Questions come & go like bees
in their hive. We’re afraid
to ask where, so we lick
the pollen from their thoraxes
instead, try to discern their direction
by taste alone when we should be
dancing. We study the world
as moths do, from a distance,
until a flame appears & draws us
closer, then closer, to self-
immolation. I expect to be burned
over & over again, pursuing truth
a vanity afforded to me by virtue
of speaking it. Imperfect as it is,
we try & try to tell each other
secrets while no one watches,
compound eyes glued
to their screens. The knowledge
we inherit from the air comes to us
in stages: larval, pupal, then molting
forever until the juvenile wings have fallen

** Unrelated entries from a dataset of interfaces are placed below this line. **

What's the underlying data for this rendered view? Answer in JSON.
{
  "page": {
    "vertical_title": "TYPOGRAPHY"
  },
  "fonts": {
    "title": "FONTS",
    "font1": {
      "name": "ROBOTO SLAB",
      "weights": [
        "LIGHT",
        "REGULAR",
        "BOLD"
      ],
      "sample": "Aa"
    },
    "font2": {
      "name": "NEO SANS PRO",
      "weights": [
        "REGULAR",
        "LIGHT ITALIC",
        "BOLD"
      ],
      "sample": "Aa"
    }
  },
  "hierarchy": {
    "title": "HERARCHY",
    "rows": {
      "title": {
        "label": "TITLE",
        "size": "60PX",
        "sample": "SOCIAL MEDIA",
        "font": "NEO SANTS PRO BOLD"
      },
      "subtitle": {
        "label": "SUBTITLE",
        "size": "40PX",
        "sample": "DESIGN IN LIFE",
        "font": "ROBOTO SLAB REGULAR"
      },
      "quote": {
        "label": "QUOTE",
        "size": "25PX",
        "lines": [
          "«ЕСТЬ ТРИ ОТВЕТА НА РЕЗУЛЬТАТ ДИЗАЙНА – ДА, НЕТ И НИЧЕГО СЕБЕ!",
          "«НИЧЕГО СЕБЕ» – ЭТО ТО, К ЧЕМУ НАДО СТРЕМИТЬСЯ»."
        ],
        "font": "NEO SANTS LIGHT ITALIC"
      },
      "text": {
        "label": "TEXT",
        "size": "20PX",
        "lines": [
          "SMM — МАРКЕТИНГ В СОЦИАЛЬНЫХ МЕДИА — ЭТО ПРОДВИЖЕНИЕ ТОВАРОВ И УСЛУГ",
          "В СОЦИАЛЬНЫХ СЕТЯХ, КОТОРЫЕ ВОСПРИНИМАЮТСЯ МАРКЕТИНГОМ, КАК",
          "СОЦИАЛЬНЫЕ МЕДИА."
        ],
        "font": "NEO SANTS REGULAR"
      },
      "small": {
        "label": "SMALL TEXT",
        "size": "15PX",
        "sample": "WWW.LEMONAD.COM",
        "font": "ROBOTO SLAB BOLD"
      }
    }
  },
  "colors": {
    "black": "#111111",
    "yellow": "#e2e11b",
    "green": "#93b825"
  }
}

off, replaced by the ptero-
stigma of adulthood. Some of us
skip idly toward exoskeletons
of suits & ties. Some of us never evolve
beyond the nymph stage—
their mandibles suspended in permanent
O’s. (They crave so much & they
can’t even chew paper.) It hurts
to grow, learning the mechanism
of a new body. I know the ache
of that wonder, the sting
jutting through the abdomen.
When the raqiya finally collapses,
I’ll use the scraps to build a new
nest, where I can be queen (or king),
& we can propagate our own
species of mystery: hybrid swarms
born to be sentient & buzzing.